But the stats also support his claim. Quarterbacks did largely stop targeting him in the second half of the season.

In his first six weeks as a Steeler, Fitzpatrick was targeted 8.3% of the time, or 2.7 times per game, according to NextGen Stats. After Week 10, his target rate dropped to 3.5%, and he was targeted an average of one time per game.

Fitzpatrick doesn't want that to happen again this year.

While he's still a free safety on paper, Fitzpatrick said he's willing to move wherever his coaches ask to be most effective. He lined up at free safety for 795 snaps last year. After that, he spent 41 snaps in the slot.

"I've moved around a lot in the past," Fitzpatrick said. "I just like going out there and making plays and being where I need to be. Last year where I needed to be was in the middle of the field and in the half. It worked out fine and this season, we're going to keep doing what we need to do to win games. If that's corner, linebacker, whatever it may be, that's what I'm going to do."

Fitzpatrick's addition supplemented the already stout defense in Pittsburgh, one that largely remains unchanged entering the 2020 season.

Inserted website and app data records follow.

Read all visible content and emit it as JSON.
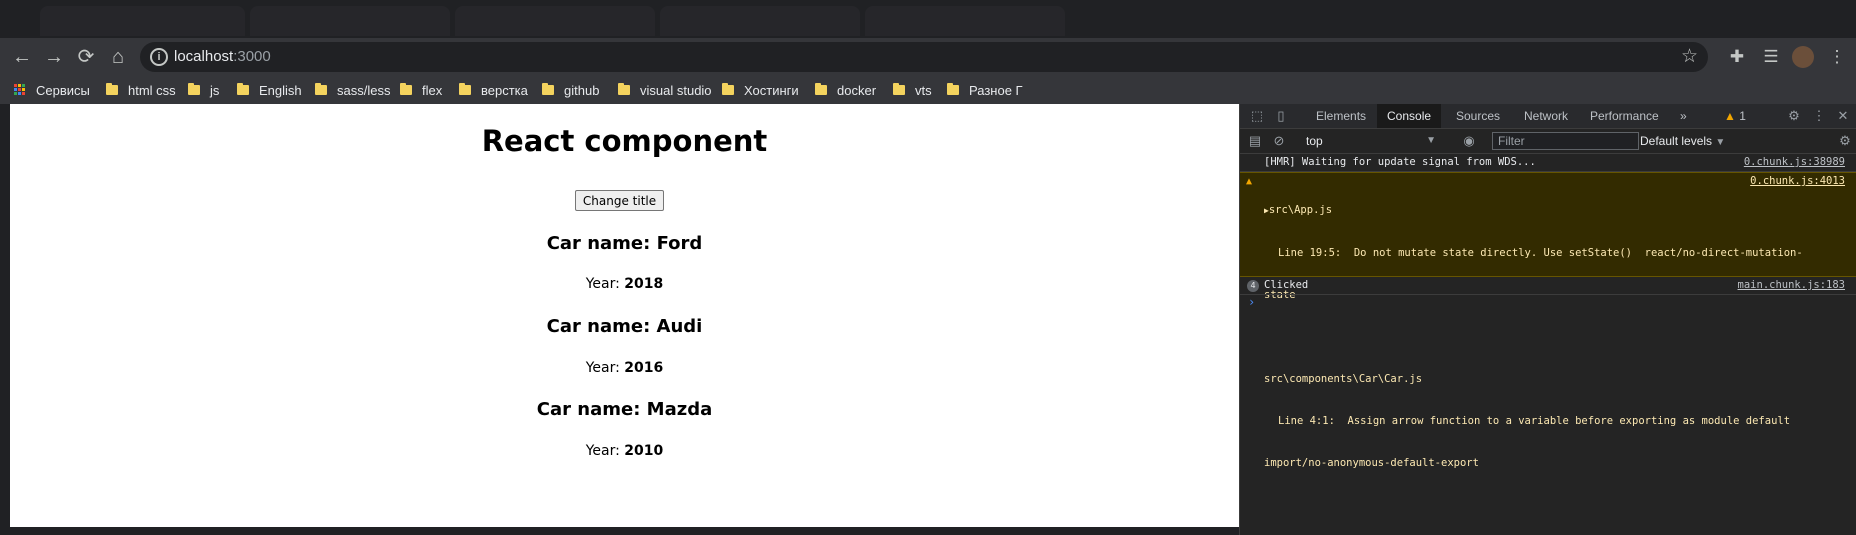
{
  "browser": {
    "url_host": "localhost",
    "url_port": ":3000"
  },
  "bookmarks": [
    {
      "label": "Сервисы",
      "icon": "apps-grid-icon"
    },
    {
      "label": "html css",
      "icon": "folder-icon"
    },
    {
      "label": "js",
      "icon": "folder-icon"
    },
    {
      "label": "English",
      "icon": "folder-icon"
    },
    {
      "label": "sass/less",
      "icon": "folder-icon"
    },
    {
      "label": "flex",
      "icon": "folder-icon"
    },
    {
      "label": "верстка",
      "icon": "folder-icon"
    },
    {
      "label": "github",
      "icon": "folder-icon"
    },
    {
      "label": "visual studio",
      "icon": "folder-icon"
    },
    {
      "label": "Хостинги",
      "icon": "folder-icon"
    },
    {
      "label": "docker",
      "icon": "folder-icon"
    },
    {
      "label": "vts",
      "icon": "folder-icon"
    },
    {
      "label": "Разное Г",
      "icon": "folder-icon"
    }
  ],
  "page": {
    "title": "React component",
    "button_label": "Change title",
    "year_prefix": "Year:",
    "cars": [
      {
        "name": "Car name: Ford",
        "year": "2018"
      },
      {
        "name": "Car name: Audi",
        "year": "2016"
      },
      {
        "name": "Car name: Mazda",
        "year": "2010"
      }
    ]
  },
  "devtools": {
    "tabs": [
      "Elements",
      "Console",
      "Sources",
      "Network",
      "Performance"
    ],
    "active_tab": "Console",
    "more_tabs": "»",
    "warnings_count": "1",
    "context": "top",
    "filter_placeholder": "Filter",
    "levels": "Default levels",
    "messages": {
      "hmr": {
        "text": "[HMR] Waiting for update signal from WDS...",
        "source": "0.chunk.js:38989"
      },
      "warning": {
        "file1": "src\\App.js",
        "line1": "Line 19:5:  Do not mutate state directly. Use setState()  react/no-direct-mutation-",
        "line1b": "state",
        "file2": "src\\components\\Car\\Car.js",
        "line2": "Line 4:1:  Assign arrow function to a variable before exporting as module default",
        "line2b": "import/no-anonymous-default-export",
        "source": "0.chunk.js:4013"
      },
      "log": {
        "count": "4",
        "text": "Clicked",
        "source": "main.chunk.js:183"
      }
    },
    "prompt": "›"
  },
  "colors": {
    "warning_bg": "#332b00",
    "warning_icon": "#f2a600",
    "prompt": "#4c8bf5",
    "folder": "#f4d35e"
  }
}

The Steelers return 84% of their defensive snaps from 2019 -- good for fourth-most in the league behind the 49ers, Buccaneers and Chiefs. That's a pretty significant benefit in a time when teams are prevented from gathering in person for OTAs and workouts because of the coronavirus pandemic.

"We have some young faces and new faces, [but] some teams, half their roster, half their secondary or half their linebackers are gone," Fitzpatrick said. "[A shortened preseason and offseason] will definitely give us an advantage because we all have a year [together] under our belt or more than that. I think it's more of an advantage."